If you’re still interested something simple I do is,

--initialize the projectile
bullet.velocity = velocity
bullet.drop = v3(0, drop, 0)
bullet.oldposition = origin
bullet.position = origin

--run every frame on the projectile
bullet.position = bullet.position * cf(0, 0, bullet.velocity*step)
bullet.velocity = bullet.velocity + bullet.drop*step --if game is running at slower speed ray will travel at same speed and have same arc
local distance = (bullet.oldposition.p - bullet.position.p).magnitude
local newray = Ray.new(bullet.oldposition.p, (bullet.position.p - bullet.oldposition.p).unit * distance)
--hit detection or whatever you want here
bullet.oldposition = bullet.position --set this after doing any calculations

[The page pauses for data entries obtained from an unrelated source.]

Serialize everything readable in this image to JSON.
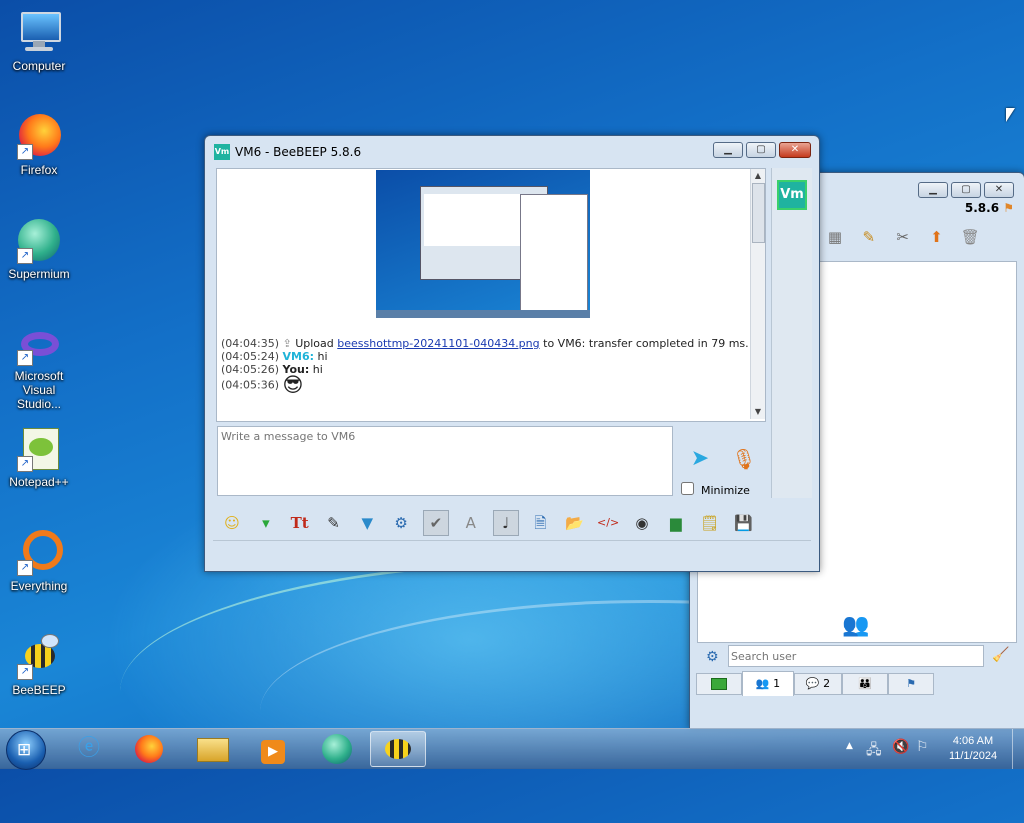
{
  "desktop": {
    "icons": [
      {
        "label": "Computer"
      },
      {
        "label": "Firefox"
      },
      {
        "label": "Supermium"
      },
      {
        "label": "Microsoft Visual Studio..."
      },
      {
        "label": "Notepad++"
      },
      {
        "label": "Everything"
      },
      {
        "label": "BeeBEEP"
      }
    ]
  },
  "chat_window": {
    "title": "VM6 - BeeBEEP 5.8.6",
    "avatar_text": "Vm",
    "messages": [
      {
        "time": "(04:04:35)",
        "prefix": "Upload",
        "link": "beesshottmp-20241101-040434.png",
        "suffix": "to VM6: transfer completed in 79 ms."
      },
      {
        "time": "(04:05:24)",
        "sender": "VM6:",
        "text": "hi"
      },
      {
        "time": "(04:05:26)",
        "sender": "You:",
        "text": "hi"
      },
      {
        "time": "(04:05:36)",
        "emoji": "😎"
      }
    ],
    "input_placeholder": "Write a message to VM6",
    "minimize_label": "Minimize"
  },
  "main_window": {
    "version": "5.8.6",
    "search_placeholder": "Search user",
    "tabs": [
      {
        "label": ""
      },
      {
        "label": "1"
      },
      {
        "label": "2"
      },
      {
        "label": ""
      },
      {
        "label": ""
      }
    ]
  },
  "taskbar": {
    "time": "4:06 AM",
    "date": "11/1/2024"
  }
}
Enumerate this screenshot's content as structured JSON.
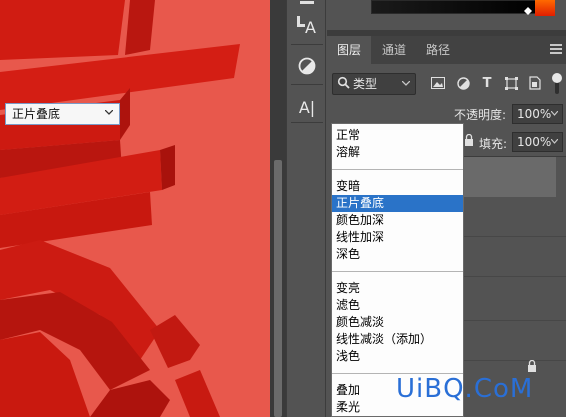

Yeah I wouldn’t really recommend this now it is a bit OTT for most games. Do something simple like setting the .Velocity property and setting a BodyGyro that points towards it.